---- Information

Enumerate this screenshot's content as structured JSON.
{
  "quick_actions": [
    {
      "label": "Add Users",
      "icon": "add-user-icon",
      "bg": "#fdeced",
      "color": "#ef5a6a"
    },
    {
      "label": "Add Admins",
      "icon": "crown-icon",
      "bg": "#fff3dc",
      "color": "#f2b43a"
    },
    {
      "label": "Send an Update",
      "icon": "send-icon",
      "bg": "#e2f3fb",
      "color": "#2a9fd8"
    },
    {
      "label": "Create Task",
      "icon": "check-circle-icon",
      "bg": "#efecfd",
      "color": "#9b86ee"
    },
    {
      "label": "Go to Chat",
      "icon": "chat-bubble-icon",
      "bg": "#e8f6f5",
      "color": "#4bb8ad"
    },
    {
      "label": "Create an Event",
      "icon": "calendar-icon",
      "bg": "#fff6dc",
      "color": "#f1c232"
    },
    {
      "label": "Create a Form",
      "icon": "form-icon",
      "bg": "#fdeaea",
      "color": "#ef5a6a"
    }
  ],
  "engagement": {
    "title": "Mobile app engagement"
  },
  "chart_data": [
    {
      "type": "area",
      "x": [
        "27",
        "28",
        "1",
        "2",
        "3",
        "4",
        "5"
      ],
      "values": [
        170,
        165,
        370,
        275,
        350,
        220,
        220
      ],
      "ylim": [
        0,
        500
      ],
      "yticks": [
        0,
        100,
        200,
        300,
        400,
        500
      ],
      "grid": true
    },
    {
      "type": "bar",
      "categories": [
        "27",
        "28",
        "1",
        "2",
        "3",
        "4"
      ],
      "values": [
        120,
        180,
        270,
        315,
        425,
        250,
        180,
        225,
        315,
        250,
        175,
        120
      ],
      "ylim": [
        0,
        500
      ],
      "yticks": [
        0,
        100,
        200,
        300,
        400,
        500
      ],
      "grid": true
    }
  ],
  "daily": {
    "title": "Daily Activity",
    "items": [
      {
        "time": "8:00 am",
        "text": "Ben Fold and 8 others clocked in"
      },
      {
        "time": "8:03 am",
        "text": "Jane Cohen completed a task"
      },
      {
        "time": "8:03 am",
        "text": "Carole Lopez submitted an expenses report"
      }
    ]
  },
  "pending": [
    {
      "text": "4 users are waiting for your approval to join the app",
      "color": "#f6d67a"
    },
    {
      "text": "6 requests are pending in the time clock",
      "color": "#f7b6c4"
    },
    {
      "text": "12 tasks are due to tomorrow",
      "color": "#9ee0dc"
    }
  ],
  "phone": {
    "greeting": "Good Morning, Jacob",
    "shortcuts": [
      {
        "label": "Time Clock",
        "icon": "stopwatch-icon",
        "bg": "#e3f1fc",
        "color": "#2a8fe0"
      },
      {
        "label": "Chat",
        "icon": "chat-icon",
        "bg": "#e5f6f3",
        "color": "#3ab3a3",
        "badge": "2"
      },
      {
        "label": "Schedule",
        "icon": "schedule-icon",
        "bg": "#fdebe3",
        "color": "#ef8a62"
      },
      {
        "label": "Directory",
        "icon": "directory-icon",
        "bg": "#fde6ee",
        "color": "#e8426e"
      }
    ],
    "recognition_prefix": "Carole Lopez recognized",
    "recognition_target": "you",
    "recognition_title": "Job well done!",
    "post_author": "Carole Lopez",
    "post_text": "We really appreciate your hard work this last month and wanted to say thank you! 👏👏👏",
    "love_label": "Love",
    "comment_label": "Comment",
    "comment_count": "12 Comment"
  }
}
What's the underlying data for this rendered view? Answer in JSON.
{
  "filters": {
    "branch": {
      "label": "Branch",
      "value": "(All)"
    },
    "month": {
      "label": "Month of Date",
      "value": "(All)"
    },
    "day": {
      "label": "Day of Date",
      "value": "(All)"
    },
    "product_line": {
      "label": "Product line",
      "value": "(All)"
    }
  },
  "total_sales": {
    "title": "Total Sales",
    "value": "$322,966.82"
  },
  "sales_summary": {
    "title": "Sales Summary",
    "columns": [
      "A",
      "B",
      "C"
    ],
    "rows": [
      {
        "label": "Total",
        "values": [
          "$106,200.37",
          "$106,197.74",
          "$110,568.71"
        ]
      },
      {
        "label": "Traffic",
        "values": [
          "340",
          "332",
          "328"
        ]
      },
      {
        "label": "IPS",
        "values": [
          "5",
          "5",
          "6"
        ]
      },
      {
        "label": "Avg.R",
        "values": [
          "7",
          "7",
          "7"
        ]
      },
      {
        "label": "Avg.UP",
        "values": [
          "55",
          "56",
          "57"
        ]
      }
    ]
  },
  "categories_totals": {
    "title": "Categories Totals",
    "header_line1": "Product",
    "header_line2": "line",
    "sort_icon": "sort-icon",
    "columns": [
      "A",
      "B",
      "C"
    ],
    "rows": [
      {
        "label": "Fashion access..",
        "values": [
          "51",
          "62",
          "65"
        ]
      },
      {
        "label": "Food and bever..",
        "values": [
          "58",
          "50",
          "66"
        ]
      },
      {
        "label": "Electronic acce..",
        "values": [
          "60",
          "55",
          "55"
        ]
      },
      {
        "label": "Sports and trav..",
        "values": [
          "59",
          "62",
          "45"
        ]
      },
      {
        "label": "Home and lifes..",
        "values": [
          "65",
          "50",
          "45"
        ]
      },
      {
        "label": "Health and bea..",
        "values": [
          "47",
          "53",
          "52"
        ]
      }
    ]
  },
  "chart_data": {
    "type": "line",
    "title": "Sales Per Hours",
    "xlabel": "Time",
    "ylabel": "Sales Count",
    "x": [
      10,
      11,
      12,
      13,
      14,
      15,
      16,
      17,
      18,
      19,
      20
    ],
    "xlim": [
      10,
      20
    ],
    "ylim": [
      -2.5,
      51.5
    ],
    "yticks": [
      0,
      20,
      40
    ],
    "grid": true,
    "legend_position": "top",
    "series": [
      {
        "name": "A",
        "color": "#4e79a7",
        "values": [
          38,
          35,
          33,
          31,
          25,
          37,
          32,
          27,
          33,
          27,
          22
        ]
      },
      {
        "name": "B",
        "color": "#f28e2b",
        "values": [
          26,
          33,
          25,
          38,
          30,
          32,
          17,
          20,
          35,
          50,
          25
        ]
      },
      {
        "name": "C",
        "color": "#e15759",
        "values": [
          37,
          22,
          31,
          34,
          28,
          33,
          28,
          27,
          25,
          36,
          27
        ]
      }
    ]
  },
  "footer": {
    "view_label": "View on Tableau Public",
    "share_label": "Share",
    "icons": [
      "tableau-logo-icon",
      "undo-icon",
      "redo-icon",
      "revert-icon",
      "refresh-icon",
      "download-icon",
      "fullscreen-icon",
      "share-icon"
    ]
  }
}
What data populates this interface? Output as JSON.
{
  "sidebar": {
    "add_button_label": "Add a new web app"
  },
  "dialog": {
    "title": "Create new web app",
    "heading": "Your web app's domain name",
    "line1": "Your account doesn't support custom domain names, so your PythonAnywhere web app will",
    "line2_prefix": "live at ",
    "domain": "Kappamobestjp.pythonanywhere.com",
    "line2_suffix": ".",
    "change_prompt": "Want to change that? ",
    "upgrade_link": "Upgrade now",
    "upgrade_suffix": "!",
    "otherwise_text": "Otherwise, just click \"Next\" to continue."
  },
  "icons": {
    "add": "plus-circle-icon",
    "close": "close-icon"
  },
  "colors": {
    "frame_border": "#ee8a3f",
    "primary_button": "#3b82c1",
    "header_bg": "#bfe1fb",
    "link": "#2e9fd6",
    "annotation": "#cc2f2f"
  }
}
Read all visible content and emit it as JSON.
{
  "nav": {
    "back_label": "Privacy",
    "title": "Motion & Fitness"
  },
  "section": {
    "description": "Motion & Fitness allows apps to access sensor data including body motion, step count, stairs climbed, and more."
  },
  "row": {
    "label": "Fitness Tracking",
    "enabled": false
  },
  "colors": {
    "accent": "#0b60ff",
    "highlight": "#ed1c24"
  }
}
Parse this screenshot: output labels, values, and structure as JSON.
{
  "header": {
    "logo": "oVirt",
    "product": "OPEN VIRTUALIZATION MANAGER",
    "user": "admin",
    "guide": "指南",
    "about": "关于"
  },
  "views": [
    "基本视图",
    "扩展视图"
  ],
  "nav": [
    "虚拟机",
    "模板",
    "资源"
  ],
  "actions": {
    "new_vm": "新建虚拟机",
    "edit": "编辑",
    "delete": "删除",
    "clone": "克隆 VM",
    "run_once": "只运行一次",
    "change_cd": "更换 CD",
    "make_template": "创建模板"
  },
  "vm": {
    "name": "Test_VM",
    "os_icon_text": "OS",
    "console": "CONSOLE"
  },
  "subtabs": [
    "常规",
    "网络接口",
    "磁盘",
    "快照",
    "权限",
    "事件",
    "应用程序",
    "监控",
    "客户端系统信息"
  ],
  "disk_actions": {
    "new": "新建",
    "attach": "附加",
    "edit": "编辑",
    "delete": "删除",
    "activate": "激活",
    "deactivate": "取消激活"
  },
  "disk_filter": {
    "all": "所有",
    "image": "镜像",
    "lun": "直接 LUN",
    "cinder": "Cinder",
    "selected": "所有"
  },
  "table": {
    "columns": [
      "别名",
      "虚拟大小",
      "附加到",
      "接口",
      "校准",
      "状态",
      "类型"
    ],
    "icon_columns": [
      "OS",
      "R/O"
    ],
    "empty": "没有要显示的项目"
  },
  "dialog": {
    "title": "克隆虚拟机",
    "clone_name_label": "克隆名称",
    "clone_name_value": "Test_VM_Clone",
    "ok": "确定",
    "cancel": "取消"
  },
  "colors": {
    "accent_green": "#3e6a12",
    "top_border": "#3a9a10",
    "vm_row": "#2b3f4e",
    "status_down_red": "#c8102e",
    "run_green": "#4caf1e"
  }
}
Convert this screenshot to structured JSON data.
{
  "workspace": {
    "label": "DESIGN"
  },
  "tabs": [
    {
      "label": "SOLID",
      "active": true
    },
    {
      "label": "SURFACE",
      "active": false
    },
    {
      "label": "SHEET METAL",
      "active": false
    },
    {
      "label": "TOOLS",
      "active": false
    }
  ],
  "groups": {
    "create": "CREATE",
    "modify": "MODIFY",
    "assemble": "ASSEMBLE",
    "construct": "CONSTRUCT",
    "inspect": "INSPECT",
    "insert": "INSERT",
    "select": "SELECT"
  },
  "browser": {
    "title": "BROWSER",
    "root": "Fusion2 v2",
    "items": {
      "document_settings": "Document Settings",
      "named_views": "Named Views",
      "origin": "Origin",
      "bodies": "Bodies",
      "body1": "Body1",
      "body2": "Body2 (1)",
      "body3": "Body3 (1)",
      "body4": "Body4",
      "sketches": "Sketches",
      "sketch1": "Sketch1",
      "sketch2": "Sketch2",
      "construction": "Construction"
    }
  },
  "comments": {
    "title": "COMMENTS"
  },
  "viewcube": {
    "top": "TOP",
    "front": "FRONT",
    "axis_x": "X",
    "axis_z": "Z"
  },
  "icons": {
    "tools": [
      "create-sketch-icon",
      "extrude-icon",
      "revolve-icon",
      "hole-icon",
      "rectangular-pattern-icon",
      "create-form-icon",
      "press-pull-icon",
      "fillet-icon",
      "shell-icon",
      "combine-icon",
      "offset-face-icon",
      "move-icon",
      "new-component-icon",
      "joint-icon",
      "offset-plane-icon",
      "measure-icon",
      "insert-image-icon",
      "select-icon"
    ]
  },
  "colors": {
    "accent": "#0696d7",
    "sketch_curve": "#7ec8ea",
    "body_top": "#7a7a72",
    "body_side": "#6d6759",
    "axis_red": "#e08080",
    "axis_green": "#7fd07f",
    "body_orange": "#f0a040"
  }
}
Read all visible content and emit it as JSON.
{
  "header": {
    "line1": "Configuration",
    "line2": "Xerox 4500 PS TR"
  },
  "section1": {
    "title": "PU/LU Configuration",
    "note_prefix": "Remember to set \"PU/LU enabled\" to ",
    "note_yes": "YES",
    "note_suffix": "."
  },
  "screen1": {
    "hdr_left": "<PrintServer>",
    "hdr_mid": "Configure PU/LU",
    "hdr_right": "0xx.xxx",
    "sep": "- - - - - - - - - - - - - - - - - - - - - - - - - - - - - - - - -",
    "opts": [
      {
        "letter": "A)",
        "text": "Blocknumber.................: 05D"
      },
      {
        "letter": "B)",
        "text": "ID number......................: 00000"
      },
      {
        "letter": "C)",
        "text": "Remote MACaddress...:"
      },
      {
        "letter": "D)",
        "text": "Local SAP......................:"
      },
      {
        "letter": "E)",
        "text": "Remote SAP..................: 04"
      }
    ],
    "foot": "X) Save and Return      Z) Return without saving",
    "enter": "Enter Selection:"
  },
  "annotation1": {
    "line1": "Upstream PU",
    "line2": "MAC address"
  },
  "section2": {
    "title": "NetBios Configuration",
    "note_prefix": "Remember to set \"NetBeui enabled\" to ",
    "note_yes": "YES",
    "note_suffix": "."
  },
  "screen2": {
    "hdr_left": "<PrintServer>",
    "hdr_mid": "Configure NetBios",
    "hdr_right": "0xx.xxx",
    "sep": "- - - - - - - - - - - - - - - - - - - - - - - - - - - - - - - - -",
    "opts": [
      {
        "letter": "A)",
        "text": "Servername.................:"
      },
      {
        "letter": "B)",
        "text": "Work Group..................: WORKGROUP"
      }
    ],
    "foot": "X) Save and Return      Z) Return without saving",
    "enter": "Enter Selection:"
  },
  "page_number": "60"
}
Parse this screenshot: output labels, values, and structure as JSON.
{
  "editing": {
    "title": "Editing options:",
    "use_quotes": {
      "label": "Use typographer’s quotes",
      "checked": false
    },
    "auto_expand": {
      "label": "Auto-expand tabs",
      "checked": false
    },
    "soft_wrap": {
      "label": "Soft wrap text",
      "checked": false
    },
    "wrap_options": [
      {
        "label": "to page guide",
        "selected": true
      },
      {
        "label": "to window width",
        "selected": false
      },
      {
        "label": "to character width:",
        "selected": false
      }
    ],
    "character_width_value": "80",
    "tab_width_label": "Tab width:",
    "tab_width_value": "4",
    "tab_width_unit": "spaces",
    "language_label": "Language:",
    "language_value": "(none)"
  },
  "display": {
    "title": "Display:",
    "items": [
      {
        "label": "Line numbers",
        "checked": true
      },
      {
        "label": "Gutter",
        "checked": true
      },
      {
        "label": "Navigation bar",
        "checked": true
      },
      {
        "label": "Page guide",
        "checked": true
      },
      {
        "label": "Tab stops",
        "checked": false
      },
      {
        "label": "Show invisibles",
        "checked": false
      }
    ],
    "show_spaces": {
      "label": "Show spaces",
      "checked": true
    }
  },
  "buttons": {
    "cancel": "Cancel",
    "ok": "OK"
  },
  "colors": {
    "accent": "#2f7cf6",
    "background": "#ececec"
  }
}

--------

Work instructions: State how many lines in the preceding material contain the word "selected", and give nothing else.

Finished task: 4